local Journalism Initiative Reporter
There is always something new to learn was the message for healthcare providers as they gathered to create safer care for Indigenous people.
Healthcare professionals attended the Cultivating Indigenous Knowledge to Create Safe Spaces to learn more about how to create space for the culture in their practice and their organizations.
The event was put on by the North Bay Regional Health Centre, Timmins and District Hospital (TADH) and the Canadian Mental Health Association (CMHA). There were 60 in-person participants, as well as 30 online from all over northeastern Ontario.
Presenters from all over the country shared personal experiences, knowledge and lessons on how important connection to culture can be when treating Indigenous people.
“It’s been heavy, there’s a lot of information being thrown at you,” said Justin Polson, who travelled from Timiskaming First Nation to present at the event. “There’s a lot to take in but there’s a lot of good information.”
Melissa Gill, who is part of the Indigenous advisory committee for the CHMA, and Polson presented traditional experiences to the group. She said that there is always more to learn, regardless of education or experience level.
“If you have a degree that says you’re an expert or a specialist, it’s a challenge, I would imagine, to open up your mind and think you still have stuff to learn,” said Gill. “So that’s my hope coming here, making it easier for future generations, hopefully.”
That is the hope of the organizers as well.
“Seeing how many people came together and prioritized their time to learn more and expand their knowledge has been inspiring to me,” said Erin Kennedy, who’s with the North Bay Regional Health Centre and helped organize the event. “It’s really validated why we came to Timmins in the first place.”
Patrick Nowak from the Timmins and District Hospital echoed the sentiment.
“This is going to further conversations and recognize that the health care system as a whole needs to do more,” he said.
That message had an impact on the attendees, in particular, Ojibwe artist Brian Woboose’s experiences with the residential school system and how his reconnection to his culture helped him succeed.
“I felt very honoured to have listened to these stories,” said Jenna Wilson, who works for the Porcupine Health Unit. “Cultural safety is something we value and want to imbue in our organization and in staff capacity.”
Nowak that the experience and the education received at the event was

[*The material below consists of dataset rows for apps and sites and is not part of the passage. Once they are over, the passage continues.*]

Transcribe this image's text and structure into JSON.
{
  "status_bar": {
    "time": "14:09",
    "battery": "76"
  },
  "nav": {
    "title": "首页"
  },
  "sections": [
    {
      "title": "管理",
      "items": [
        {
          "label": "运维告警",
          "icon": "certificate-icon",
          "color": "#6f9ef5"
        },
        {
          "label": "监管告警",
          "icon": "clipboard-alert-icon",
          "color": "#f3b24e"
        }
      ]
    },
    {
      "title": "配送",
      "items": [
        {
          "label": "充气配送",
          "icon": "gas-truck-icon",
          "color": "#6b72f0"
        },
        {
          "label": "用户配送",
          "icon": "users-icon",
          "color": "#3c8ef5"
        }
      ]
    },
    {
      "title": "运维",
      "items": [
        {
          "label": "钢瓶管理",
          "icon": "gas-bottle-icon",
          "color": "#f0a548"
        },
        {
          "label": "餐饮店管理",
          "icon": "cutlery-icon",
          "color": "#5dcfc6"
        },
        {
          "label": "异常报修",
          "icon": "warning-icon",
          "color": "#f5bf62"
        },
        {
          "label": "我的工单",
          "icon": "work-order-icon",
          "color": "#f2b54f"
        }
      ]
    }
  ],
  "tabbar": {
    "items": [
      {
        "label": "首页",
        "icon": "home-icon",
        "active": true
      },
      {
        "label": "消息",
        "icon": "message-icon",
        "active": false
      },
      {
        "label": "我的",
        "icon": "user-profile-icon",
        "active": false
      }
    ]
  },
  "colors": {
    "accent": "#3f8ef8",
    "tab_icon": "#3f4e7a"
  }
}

“It’s been a very good experience and it just shows that we have a lot of work to do,” he said. “We’re looking forward to making TADH a safer space for people if they’re seeking care.”
Amanda Rabski-McColl, is a Local Journalism Initiative Reporter with TIMMINSTODAY.COM. The LJI program is federally funded.